[Entries from a dataset of interfaces]
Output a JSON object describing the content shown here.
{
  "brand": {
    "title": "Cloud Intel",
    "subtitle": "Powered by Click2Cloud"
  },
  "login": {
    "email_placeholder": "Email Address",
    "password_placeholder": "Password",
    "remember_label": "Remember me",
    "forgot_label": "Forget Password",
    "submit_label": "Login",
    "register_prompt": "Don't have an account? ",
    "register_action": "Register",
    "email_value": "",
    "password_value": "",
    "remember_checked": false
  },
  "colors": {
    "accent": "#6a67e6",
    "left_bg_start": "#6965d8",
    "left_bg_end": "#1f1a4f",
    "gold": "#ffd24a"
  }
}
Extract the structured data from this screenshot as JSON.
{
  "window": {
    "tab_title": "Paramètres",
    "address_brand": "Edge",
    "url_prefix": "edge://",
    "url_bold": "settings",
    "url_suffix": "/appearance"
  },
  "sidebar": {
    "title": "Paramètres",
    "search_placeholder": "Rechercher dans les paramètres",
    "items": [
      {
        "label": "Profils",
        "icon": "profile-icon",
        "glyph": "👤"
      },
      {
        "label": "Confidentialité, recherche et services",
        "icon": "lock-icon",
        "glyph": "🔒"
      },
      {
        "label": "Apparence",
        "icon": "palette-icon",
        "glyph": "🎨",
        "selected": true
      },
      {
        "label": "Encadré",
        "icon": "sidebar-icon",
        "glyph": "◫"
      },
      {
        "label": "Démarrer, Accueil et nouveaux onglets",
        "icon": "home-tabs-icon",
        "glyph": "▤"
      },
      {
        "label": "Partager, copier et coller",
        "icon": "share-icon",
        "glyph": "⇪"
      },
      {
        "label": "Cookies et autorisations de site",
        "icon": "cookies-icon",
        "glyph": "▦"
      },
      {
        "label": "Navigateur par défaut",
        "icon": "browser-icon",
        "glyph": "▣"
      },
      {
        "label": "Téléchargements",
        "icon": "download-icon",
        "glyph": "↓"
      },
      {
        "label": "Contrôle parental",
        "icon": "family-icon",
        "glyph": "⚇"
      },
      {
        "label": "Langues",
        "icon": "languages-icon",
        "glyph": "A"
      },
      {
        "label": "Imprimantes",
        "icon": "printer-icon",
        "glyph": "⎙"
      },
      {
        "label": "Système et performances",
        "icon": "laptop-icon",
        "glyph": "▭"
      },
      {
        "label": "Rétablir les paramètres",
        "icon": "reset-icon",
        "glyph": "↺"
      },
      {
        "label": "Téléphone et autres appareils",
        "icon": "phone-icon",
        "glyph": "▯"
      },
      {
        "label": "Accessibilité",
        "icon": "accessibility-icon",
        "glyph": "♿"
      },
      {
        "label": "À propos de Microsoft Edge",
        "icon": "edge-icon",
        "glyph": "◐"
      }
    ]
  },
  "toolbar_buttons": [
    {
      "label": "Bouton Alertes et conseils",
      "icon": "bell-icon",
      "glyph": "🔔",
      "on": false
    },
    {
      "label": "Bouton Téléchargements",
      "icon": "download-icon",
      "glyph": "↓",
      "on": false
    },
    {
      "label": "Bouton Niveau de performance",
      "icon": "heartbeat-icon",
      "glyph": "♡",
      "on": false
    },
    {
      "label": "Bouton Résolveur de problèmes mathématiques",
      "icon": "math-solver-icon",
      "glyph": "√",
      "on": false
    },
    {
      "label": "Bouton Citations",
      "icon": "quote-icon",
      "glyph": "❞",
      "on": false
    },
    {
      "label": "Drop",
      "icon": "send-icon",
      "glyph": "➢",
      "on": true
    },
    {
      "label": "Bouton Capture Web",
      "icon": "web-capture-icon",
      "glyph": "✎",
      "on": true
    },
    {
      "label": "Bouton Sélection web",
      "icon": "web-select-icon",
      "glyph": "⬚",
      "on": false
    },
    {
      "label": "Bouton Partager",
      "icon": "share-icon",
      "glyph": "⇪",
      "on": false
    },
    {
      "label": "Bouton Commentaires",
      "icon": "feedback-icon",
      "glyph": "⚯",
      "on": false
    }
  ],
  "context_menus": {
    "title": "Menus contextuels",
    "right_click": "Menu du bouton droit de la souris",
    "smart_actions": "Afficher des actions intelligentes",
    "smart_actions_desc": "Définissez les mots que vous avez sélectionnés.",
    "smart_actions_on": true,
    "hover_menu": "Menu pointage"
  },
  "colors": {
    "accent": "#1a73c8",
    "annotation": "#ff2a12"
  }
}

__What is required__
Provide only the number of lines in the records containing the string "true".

__Response to the exercise__
4